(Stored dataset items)
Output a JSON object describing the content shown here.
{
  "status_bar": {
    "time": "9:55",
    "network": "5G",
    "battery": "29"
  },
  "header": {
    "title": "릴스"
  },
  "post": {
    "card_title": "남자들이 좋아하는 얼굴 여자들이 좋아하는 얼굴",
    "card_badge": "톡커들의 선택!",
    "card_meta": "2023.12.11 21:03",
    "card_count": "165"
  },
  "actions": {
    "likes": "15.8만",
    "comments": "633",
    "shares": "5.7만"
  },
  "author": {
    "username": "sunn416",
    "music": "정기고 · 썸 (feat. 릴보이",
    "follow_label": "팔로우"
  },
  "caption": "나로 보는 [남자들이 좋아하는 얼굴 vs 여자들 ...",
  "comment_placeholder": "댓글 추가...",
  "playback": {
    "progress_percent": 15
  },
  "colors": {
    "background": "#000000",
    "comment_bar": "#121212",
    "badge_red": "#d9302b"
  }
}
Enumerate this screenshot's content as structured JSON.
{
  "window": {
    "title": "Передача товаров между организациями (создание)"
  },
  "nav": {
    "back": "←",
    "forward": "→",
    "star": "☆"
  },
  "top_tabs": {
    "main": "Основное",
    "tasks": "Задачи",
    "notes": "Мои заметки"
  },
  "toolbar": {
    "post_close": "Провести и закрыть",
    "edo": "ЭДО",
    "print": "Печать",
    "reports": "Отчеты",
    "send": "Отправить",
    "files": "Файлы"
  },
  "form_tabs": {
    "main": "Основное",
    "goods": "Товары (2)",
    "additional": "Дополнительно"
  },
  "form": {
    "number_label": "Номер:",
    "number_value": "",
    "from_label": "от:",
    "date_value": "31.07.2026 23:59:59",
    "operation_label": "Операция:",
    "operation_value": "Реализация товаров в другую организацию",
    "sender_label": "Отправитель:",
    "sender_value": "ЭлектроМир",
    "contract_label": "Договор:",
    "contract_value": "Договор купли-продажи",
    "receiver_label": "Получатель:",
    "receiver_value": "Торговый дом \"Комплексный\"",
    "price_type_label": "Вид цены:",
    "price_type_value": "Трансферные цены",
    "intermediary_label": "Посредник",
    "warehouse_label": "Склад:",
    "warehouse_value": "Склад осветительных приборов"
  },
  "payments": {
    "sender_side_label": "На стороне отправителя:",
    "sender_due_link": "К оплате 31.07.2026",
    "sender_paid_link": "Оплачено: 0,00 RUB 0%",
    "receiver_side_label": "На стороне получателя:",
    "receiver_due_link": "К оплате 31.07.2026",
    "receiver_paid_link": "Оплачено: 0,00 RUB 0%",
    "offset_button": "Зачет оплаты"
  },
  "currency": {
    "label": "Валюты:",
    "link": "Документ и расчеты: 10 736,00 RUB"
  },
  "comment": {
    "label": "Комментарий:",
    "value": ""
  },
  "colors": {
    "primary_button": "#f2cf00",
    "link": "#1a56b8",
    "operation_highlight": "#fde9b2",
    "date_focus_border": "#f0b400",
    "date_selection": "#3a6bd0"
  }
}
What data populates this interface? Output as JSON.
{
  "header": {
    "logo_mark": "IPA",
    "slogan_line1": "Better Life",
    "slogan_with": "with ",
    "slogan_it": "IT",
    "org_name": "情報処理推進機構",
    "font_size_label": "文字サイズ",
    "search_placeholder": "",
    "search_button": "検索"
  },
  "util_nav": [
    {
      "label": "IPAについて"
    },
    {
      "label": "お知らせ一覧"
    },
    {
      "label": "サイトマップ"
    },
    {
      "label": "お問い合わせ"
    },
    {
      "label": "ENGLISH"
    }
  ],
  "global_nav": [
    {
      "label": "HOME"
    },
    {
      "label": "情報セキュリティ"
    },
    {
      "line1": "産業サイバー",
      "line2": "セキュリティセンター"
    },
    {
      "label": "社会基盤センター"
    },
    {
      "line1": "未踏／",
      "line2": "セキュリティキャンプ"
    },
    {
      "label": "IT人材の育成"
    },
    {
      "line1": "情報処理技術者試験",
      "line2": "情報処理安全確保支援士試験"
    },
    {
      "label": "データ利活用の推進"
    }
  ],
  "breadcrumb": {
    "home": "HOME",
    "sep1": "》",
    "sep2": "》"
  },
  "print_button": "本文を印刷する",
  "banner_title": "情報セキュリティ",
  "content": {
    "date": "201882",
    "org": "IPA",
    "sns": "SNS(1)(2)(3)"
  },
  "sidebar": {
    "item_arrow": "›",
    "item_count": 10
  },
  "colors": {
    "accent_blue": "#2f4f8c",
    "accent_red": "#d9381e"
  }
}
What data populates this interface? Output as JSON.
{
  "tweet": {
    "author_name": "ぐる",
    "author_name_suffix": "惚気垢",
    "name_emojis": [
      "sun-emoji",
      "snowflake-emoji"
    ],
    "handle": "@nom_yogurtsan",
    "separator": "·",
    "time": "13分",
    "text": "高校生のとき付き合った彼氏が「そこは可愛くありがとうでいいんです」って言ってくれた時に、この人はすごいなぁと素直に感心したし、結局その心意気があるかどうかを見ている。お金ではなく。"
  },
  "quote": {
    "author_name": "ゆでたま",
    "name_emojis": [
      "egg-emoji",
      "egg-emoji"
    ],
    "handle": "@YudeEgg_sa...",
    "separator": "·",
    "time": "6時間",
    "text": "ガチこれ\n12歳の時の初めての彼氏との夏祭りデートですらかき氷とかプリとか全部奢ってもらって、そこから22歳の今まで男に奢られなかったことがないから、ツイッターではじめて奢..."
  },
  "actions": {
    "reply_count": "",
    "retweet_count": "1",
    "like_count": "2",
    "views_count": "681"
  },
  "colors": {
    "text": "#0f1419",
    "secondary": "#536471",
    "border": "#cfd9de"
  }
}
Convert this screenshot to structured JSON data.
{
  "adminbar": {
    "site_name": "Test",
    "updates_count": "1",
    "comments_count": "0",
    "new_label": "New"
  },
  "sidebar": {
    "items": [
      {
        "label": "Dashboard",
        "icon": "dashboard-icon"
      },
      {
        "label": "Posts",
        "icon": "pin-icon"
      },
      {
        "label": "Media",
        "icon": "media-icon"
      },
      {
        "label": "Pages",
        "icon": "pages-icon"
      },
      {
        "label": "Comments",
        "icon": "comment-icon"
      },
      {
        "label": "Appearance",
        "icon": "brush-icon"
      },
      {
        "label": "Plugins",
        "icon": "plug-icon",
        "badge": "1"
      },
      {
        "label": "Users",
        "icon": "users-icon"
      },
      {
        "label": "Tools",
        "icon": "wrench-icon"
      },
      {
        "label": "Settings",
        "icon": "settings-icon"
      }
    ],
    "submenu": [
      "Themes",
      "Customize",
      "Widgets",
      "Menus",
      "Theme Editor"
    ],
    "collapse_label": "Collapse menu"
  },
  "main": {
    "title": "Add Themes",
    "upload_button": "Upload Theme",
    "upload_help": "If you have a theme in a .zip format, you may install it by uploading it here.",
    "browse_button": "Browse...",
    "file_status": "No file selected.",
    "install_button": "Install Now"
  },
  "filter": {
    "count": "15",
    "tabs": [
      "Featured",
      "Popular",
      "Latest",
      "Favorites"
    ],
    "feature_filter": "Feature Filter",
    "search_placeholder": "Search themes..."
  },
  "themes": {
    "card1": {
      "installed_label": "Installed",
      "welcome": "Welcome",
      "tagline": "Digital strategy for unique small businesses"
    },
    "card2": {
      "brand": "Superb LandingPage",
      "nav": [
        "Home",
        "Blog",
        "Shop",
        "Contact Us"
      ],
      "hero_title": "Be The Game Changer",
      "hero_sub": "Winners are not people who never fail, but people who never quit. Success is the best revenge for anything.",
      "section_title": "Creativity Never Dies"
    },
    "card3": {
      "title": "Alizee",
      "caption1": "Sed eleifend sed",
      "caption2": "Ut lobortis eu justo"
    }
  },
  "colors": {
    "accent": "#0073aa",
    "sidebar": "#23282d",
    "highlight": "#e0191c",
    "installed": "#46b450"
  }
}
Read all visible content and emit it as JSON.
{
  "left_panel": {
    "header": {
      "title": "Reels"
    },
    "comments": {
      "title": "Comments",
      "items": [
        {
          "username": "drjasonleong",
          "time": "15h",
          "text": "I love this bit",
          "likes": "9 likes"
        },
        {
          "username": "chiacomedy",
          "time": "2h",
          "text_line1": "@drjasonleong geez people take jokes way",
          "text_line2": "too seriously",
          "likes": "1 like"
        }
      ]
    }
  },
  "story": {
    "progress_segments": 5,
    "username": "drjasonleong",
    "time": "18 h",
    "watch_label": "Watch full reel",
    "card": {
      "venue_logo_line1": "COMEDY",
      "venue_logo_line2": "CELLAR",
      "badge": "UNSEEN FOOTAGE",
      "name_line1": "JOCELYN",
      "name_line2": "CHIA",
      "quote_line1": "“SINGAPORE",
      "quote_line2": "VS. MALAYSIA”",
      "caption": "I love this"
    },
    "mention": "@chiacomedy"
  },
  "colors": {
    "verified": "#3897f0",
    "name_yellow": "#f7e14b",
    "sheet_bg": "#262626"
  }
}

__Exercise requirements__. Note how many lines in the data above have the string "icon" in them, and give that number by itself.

__Answer to this task__. 10